Citing PatentFiling datePublication dateApplicantTitle
US4408291 *Jun 3, 1981Oct 4, 1983M. Wile & Company, Inc.Point-of-manufacture data acquisition system
US4615390 *Dec 28, 1983Oct 7, 1986Standard Oil Company (Indiana)System to control the combining of two fluids
US5991730 *Oct 8, 1997Nov 23, 1999Queue CorporationMethods and systems for automated patient tracking and data acquisition
U.S. Classification235/487
International ClassificationG06K19/04

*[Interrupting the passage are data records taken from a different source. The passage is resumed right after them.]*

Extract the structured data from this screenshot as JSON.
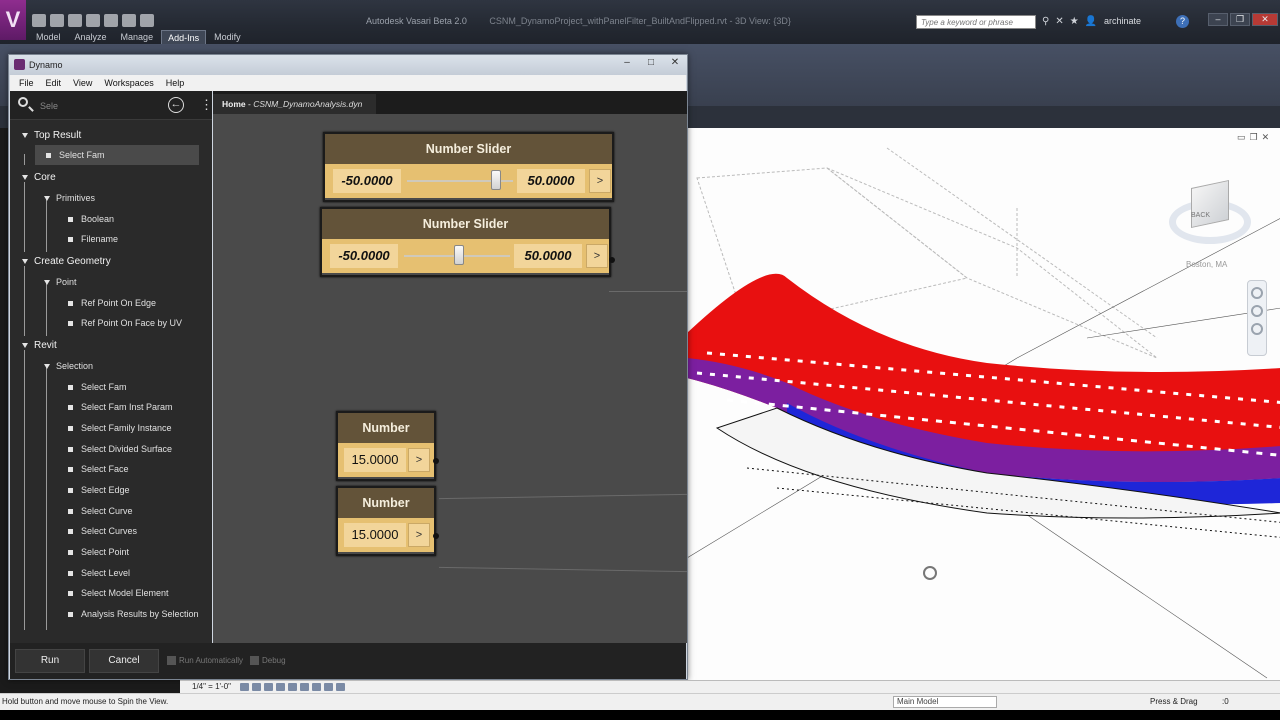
{
  "revit": {
    "app_title": "Autodesk Vasari Beta 2.0",
    "file_title": "CSNM_DynamoProject_withPanelFilter_BuiltAndFlipped.rvt - 3D View: {3D}",
    "search_placeholder": "Type a keyword or phrase",
    "user": "archinate",
    "help": "?",
    "ribbon_tabs": [
      "Model",
      "Analyze",
      "Manage",
      "Add-Ins",
      "Modify"
    ],
    "active_tab": "Add-Ins",
    "icons": [
      "binoculars-icon",
      "exchange-icon",
      "star-icon",
      "user-icon",
      "help-icon"
    ]
  },
  "view3d": {
    "location": "Boston, MA",
    "viewcube_face": "BACK",
    "colors": {
      "red": "#e81010",
      "purple": "#7c1fa0",
      "blue": "#1e26d8"
    }
  },
  "dynamo": {
    "title": "Dynamo",
    "menu": [
      "File",
      "Edit",
      "View",
      "Workspaces",
      "Help"
    ],
    "search": {
      "value": "Sele",
      "placeholder": "Search"
    },
    "tab": {
      "home": "Home",
      "separator": " - ",
      "file": "CSNM_DynamoAnalysis.dyn"
    },
    "library": {
      "top_result": "Top Result",
      "top_result_item": "Select Fam",
      "core": "Core",
      "primitives": "Primitives",
      "primitives_items": [
        "Boolean",
        "Filename"
      ],
      "create_geometry": "Create Geometry",
      "point": "Point",
      "point_items": [
        "Ref Point On Edge",
        "Ref Point On Face by UV"
      ],
      "revit": "Revit",
      "selection": "Selection",
      "selection_items": [
        "Select Fam",
        "Select Fam Inst Param",
        "Select Family Instance",
        "Select Divided Surface",
        "Select Face",
        "Select Edge",
        "Select Curve",
        "Select Curves",
        "Select Point",
        "Select Level",
        "Select Model Element",
        "Analysis Results by Selection"
      ]
    },
    "nodes": {
      "slider1": {
        "title": "Number Slider",
        "min": "-50.0000",
        "max": "50.0000",
        "level": 0.84,
        "expand": ">"
      },
      "slider2": {
        "title": "Number Slider",
        "min": "-50.0000",
        "max": "50.0000",
        "level": 0.52,
        "expand": ">"
      },
      "number1": {
        "title": "Number",
        "value": "15.0000",
        "expand": ">"
      },
      "number2": {
        "title": "Number",
        "value": "15.0000",
        "expand": ">"
      }
    },
    "footer": {
      "run": "Run",
      "cancel": "Cancel",
      "run_automatically": "Run Automatically",
      "debug": "Debug"
    }
  },
  "statusbar": {
    "hint": "Hold button and move mouse to Spin the View.",
    "scale": "1/4\" = 1'-0\"",
    "model": "Main Model",
    "press_drag": "Press & Drag",
    "filter_count": ":0"
  }
}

Cooperative ClassificationG06K19/04
European ClassificationG06K19/04